In January when we returned he had settled. In between slurps of his lunch, he shyly rattled off his alphabet and 1 through 10 in English. He is also speaking some Hindi now also, thanks to the patience, love and talent of his teachers.
It is early days still, but we think he has turned the corner. Singge still bears the scars of his traumatic upbringing, but is slowly learning to be a child instead of a survivor. Next summer we hope to take him trekking with one of our groups, as a reward for his first year in school. He is touchingly adamant in his 8 year old way he will never go back to Kargyak.
But Zanskar steals your soul; trekking there you quickly become part of the landscape, part of the cycle of the seasons. Last year I was fortunate to cross Zanskar 5 times, and see it in winter, spring, summer and autumn. Above all, though, we know when we visit Zanskar we have given something more then our smiles to one Zanskari.
Singge in the black and Jamphael, Tenpa and Nima Lhamoo's
Singge is in fine shape, speaking fluent English, doing very well at school. We met him this summer in Tanze, where while playing "JACKIE CHAN" he fell off a wall and with a suspect broken arm he trekked back to Manali with us for treatment (it was sprained); you would never have guessed he would have turned out such a lovely boy...it was touch and go there!
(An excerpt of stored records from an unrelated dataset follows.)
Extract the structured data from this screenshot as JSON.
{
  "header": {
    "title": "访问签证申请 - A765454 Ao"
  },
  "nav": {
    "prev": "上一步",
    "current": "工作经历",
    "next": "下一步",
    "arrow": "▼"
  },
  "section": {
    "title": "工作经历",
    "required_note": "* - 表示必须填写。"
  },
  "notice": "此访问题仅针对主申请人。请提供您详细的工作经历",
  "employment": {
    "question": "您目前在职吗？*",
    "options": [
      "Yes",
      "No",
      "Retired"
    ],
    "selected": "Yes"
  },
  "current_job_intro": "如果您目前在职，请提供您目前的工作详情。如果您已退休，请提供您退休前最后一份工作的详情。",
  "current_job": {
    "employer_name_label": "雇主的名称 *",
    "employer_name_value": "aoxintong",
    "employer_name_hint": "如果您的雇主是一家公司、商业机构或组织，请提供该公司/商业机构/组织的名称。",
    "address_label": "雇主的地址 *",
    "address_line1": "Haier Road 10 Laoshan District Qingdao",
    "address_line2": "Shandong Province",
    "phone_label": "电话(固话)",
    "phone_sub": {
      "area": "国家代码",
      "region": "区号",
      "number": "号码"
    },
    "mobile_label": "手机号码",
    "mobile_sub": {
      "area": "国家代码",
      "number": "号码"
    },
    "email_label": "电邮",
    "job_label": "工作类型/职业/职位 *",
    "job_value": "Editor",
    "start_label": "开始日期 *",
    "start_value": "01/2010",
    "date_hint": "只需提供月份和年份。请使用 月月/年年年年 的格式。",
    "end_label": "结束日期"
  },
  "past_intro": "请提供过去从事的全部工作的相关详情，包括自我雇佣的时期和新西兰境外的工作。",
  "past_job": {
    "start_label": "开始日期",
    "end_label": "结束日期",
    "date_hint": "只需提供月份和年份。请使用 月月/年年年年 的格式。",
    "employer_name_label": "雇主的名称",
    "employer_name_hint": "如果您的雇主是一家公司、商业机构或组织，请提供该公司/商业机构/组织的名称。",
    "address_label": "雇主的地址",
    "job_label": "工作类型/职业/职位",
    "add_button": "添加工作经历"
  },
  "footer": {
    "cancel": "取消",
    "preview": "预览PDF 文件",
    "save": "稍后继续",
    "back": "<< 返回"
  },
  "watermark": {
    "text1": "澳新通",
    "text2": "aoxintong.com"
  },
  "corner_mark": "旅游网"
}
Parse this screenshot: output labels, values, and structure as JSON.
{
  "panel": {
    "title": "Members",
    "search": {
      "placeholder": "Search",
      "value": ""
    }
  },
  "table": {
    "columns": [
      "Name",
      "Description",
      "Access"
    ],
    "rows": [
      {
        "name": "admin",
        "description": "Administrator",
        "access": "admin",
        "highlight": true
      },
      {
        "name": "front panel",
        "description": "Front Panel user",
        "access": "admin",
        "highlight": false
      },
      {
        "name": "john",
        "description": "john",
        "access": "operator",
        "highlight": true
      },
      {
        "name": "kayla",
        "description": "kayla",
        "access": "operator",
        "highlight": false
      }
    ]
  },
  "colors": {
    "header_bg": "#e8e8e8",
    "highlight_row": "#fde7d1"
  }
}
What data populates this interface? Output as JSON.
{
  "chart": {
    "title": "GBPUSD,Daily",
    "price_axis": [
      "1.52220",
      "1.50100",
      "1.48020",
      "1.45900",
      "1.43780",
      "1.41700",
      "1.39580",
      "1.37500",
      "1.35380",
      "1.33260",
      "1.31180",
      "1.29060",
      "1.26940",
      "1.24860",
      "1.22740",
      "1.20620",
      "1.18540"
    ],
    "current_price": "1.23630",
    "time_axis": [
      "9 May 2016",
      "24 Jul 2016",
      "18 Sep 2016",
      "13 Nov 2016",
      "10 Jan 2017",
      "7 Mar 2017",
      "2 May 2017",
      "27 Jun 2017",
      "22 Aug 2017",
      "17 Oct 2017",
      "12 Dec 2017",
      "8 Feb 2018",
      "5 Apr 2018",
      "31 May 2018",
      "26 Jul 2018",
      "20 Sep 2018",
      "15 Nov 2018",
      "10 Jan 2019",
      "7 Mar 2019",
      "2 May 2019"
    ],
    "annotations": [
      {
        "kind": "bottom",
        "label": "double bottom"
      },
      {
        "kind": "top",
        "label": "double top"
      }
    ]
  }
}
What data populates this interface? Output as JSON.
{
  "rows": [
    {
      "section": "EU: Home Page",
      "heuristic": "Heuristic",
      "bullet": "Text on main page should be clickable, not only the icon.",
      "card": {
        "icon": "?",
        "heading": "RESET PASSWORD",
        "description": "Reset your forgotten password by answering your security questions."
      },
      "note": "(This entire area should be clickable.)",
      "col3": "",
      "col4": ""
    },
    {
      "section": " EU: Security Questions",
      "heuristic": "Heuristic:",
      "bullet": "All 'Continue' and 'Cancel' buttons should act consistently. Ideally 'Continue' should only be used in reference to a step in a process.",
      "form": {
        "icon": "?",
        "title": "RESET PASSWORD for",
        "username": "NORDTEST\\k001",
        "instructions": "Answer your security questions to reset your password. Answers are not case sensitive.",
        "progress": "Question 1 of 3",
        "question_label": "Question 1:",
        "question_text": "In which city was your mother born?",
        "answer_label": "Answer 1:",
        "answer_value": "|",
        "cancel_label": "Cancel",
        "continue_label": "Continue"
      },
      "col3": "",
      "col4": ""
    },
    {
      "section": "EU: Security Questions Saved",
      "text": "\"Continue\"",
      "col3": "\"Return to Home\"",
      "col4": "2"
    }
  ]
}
2007: Singge with his present from the Himalayan Circuit trekking team - Joel